address was obtained through sale or negotiation where I had a chance to
You have failed to do so.
You have not provided one statement or fact or claim even that backs up
your assertion that you are not in breach of the regulations. Why?
> This will be my last response to your emails as I have a business to run.
In which case I have to conclude that you do not wish to continue with
discussion and negotiation as alternate dispute resolution as per the
pre-action conduct directions. I am sorry to hear that.
> May I suggest if you wish to make the matter litigious you do so. That
> way you are incurring costs. We will then make representation before
> the courts
You are expected by the courts to take reasonable steps to resolve the
matter without resorting to the court.
You have refused to do so - you have not yet once indicated the reasons
why you feel your actions are not in breach of the regulations. Your
refusal to take steps to resolve the matter by discussion and
negotiation will not help your case as and when this matter goes to court.
So, once again, I ask: Exactly why do you believe your actions are not
in breach of the regulations?
If, as you seem to believe, I have this wrong, and you are not in
breach, it would be a simpler matter for you to state why. It would be a
simple matter, for example, for you to state when and how you believe I
gave consent to the sending of your unsolicited marketing email.
If, somehow, I have missed some point of the regulations, perhaps in
some other section, which excuses your actions, then state which
regulation and why.
If, as you say, you have a business to run and would rather not continue
these discussions, then that would be the prudent course of action - to
point out why exactly I am wrong, as that would indeed be the end of it.
If I am wrong, I will leave you alone, and even apologise for hassling
you. I am at a loss as to why you are not doing so - why not simply

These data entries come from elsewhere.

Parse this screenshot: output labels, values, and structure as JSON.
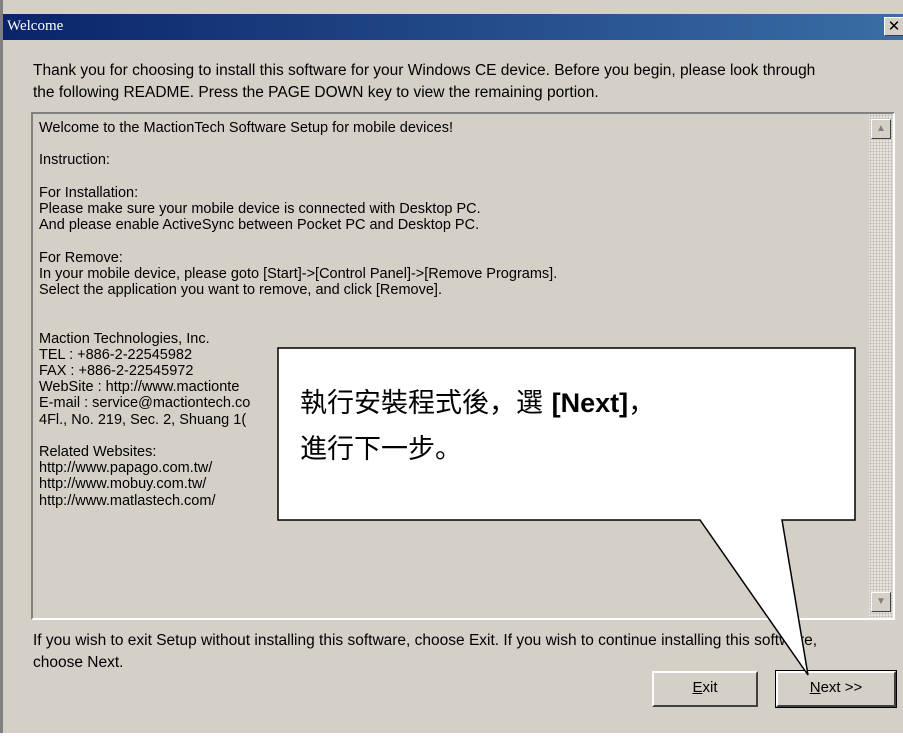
{
  "window": {
    "title": "Welcome",
    "close_glyph": "✕"
  },
  "intro": {
    "line1": "Thank you for choosing to install this software for your Windows CE device. Before you begin, please look through",
    "line2": "the following README. Press the PAGE DOWN key to view the remaining portion."
  },
  "readme": {
    "lines": [
      "Welcome to the MactionTech Software Setup for mobile devices!",
      "",
      "Instruction:",
      "",
      "For Installation:",
      "Please make sure your mobile device is connected with Desktop PC.",
      "And please enable ActiveSync between Pocket PC and Desktop PC.",
      "",
      "For Remove:",
      "In your mobile device, please goto [Start]->[Control Panel]->[Remove Programs].",
      "Select the application you want to remove, and click [Remove].",
      "",
      "",
      "Maction Technologies, Inc.",
      "TEL : +886-2-22545982",
      "FAX : +886-2-22545972",
      "WebSite : http://www.mactionte",
      "E-mail : service@mactiontech.co",
      "4Fl., No. 219, Sec. 2, Shuang 1(",
      "",
      "Related Websites:",
      "http://www.papago.com.tw/",
      "http://www.mobuy.com.tw/",
      "http://www.matlastech.com/"
    ],
    "scroll_up_glyph": "▲",
    "scroll_down_glyph": "▼"
  },
  "footer": {
    "line1": "If you wish to exit Setup without installing this software, choose Exit. If you wish to continue installing this software,",
    "line2": "choose Next."
  },
  "buttons": {
    "exit_mnemonic": "E",
    "exit_rest": "xit",
    "next_mnemonic": "N",
    "next_rest": "ext >>"
  },
  "callout": {
    "line1_pre": "執行安裝程式後，選 ",
    "line1_bold": "[Next]",
    "line1_post": "，",
    "line2": "進行下一步。"
  },
  "colors": {
    "titlebar_start": "#0a246a",
    "titlebar_end": "#3a6ea5",
    "face": "#d4d0c8"
  }
}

state the reason now so that I have no case to continue? Why invite
court action by being evasive and refusing to co-operate in discussion
of the matter now?